Peter Berlin, if nothing else, is an important piece of American cultural history. His films are regarded as some of the finest gay hardcore films ever made.
That Boy, Peter Berlin's second and final feature, opens with Berlin walking into an open field, perhaps Presidio Park (?) as a famous (although I've presently forgotten the name) piece of classical music blares. There he finds a fragment of mirror and stares at himself. He then begins to masturbate as an unknown figure stands in front of him.
Now the film really begins as Helmut (Berlin) strolls down a street in The Castro. He passes through a crowd of S.F. street personalities as they flock around him and chase after him. An unseen first person narrator begins talking about the effect Helmut has on anyone he encounters.
It is revealed that the narrator is in fact a blind hustler who is rescued by Helmut while trying to cross a street. As the two then go about spending the day together, the hustler describes a series of surreal fantasies about sexual encounters he imagines having with Helmut (although none of these encounters actually involve the hustler).
What makes That Boy such a hard film to review is its general lack of narrative but simultaneous refusal to completely become an experimental film. The film therefore fluctuates between being a standard, albeit loose, narrative film, instances of cinematic magic realism, and a pure constructionalist experimental piece. All of these stylistic choices are linked together by an overarching theme of Helmut's (Berlin's if one wishes to take the film more literally) extreme sense of narcissism.

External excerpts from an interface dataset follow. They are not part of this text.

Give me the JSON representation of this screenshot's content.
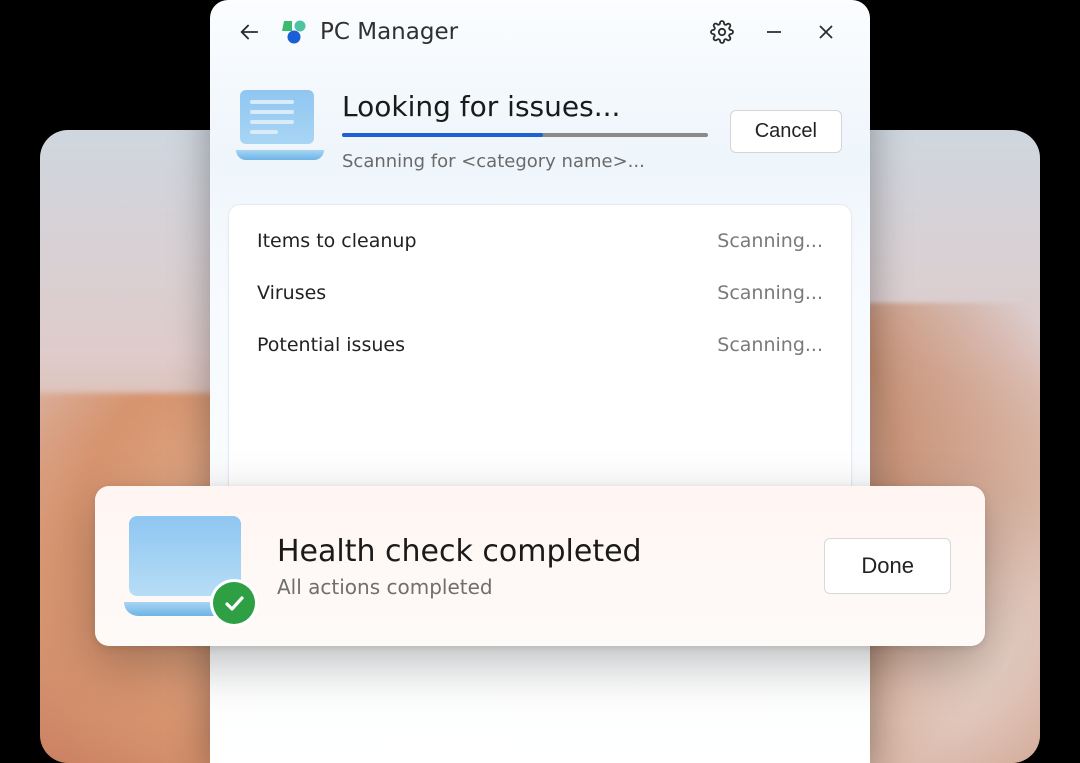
{
  "titlebar": {
    "app_name": "PC Manager"
  },
  "scan": {
    "title": "Looking for issues...",
    "subtext": "Scanning for <category name>...",
    "cancel_label": "Cancel",
    "progress_percent": 55
  },
  "results": [
    {
      "label": "Items to cleanup",
      "status": "Scanning..."
    },
    {
      "label": "Viruses",
      "status": "Scanning..."
    },
    {
      "label": "Potential issues",
      "status": "Scanning..."
    }
  ],
  "toast": {
    "title": "Health check completed",
    "subtitle": "All actions completed",
    "done_label": "Done"
  }
}
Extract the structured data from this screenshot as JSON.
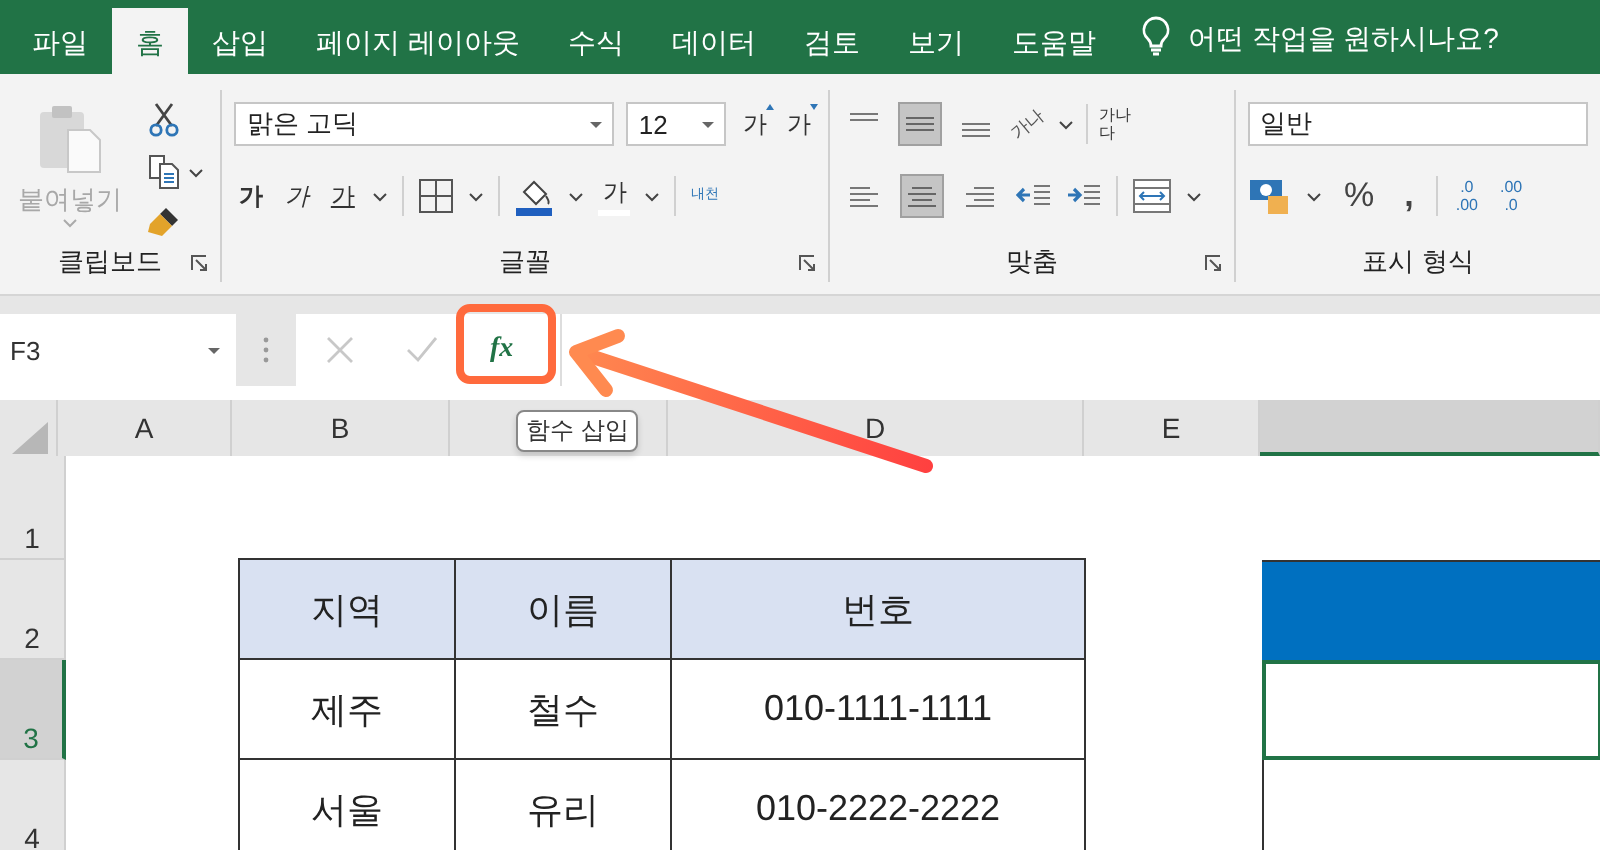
{
  "tabs": [
    {
      "label": "파일",
      "selected": false
    },
    {
      "label": "홈",
      "selected": true
    },
    {
      "label": "삽입",
      "selected": false
    },
    {
      "label": "페이지 레이아웃",
      "selected": false
    },
    {
      "label": "수식",
      "selected": false
    },
    {
      "label": "데이터",
      "selected": false
    },
    {
      "label": "검토",
      "selected": false
    },
    {
      "label": "보기",
      "selected": false
    },
    {
      "label": "도움말",
      "selected": false
    }
  ],
  "tell_me": "어떤 작업을 원하시나요?",
  "ribbon": {
    "clipboard": {
      "title": "클립보드",
      "paste_label": "붙여넣기",
      "paste_disabled": true
    },
    "font": {
      "title": "글꼴",
      "font_name": "맑은 고딕",
      "font_size": "12",
      "grow_label": "가",
      "shrink_label": "가",
      "bold_label": "가",
      "italic_label": "가",
      "underline_label": "가",
      "font_color_label": "가",
      "phonetic_label": "내천"
    },
    "alignment": {
      "title": "맞춤",
      "orientation_label": "가나",
      "wrap_label": "가나다",
      "top_align_selected": false,
      "middle_align_selected": true,
      "bottom_align_selected": false,
      "left_align_selected": false,
      "center_align_selected": true,
      "right_align_selected": false
    },
    "number": {
      "title": "표시 형식",
      "format": "일반",
      "percent_label": "%",
      "comma_label": ",",
      "decimal_buttons": [
        {
          "top": ".0",
          "bottom": ".00"
        },
        {
          "top": ".00",
          "bottom": ".0"
        }
      ]
    }
  },
  "formula_bar": {
    "name_box": "F3",
    "fx_label": "fx",
    "tooltip": "함수 삽입"
  },
  "sheet": {
    "columns": [
      {
        "label": "A",
        "selected": false
      },
      {
        "label": "B",
        "selected": false
      },
      {
        "selected": false
      },
      {
        "label": "D",
        "selected": false
      },
      {
        "label": "E",
        "selected": false
      },
      {
        "selected": true
      }
    ],
    "rows": [
      {
        "label": "1",
        "selected": false
      },
      {
        "label": "2",
        "selected": false
      },
      {
        "label": "3",
        "selected": true
      },
      {
        "label": "4",
        "selected": false
      }
    ],
    "table": {
      "headers": [
        "지역",
        "이름",
        "번호"
      ],
      "rows": [
        [
          "제주",
          "철수",
          "010-1111-1111"
        ],
        [
          "서울",
          "유리",
          "010-2222-2222"
        ]
      ]
    }
  }
}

Often described as Berlin's ultimate exercise in extraordinarily optimistic self-importance, That Boy couldn't be anything less. While Berlin's character of Helmut appears to be a shallow, vein shell of pomp and muscles, if one watches the film closely, it becomes apparent that Helmut never seeks out the attention he is so frequently given and it is those attention givers who lavish him with their undying obsessiveness.
The film and Helmut truly bare their respective hearts in an incredibly narrated scene of Berlin and the hustler sitting in a cafe. As Berlin sits opposite the hustler, he begins to postulate as to what the hustler is thinking. Helmut states “This boy intrigues me because he dresses so well, he takes such care in his appearance, and he must have done all this from memory too. I wonder...what must be locked inside his head. What dreams, what images. Whether there's love or merely bitterness." Although this statement is the character of Helmut's opinion of the hustler, it speaks very clearly to what all of those obsessed with Helmut find so intriguing about him and even more so, what the audience thinks of Berlin as an individual.
In this sense, it can almost be inferred that the character of Helmut, the man who is only fantasized about but never actually touched, represents the actual personality of the hustler while the hustler epitomizes everything that is true of people's actual perception of Berlin.
Helmut continues his postulating, concluding with “He [the hustler] will never know me except in his imagination,” speaking most directly to the imagination of this boy who most greatly symbolizes all of those who worship Helmut (or Berlin). But since the hustler is blind, he is the only one who Helmut will ever really let have him, for it is only this boy who can never judge Helmut superficially. Helmut finally states “I think I have found a friend…someone who will talk without fear and listen in return.”
So now, after all of my interpretation which probably doesn't make much sense unless you've already seen the film, I will make this statement: SEE THIS FILM! Whether you're gay, straight, or anything else, SEE IT! It's a masterpiece of underground American avant garde of the same caliber as the works of Anger, Kuchar, Brakhage, and others. Any lover of great experimental cinema should make a point to seek out this film.
Beautiful! That Boy is mastered off a wonderful 16mm print. The color is not perfect and there are a couple lines here and there but considering the rarity of this film, it looks amazing!
First and foremost, Peter Berlin provides an excellent audio commentary which not only describes the making of the film but the culture of San Francisco at the time (1974). He discusses what he feels his role in that culture was and goes into detail about some of the other personalities of the time.
Also included are two short films Berlin made for mail order use a photo gallery, and a trailer for Berlin's other masterpiece Nights In Black Leather, made 2 years before in 1972.
This film is nothing short of a masterpiece! SEE IT!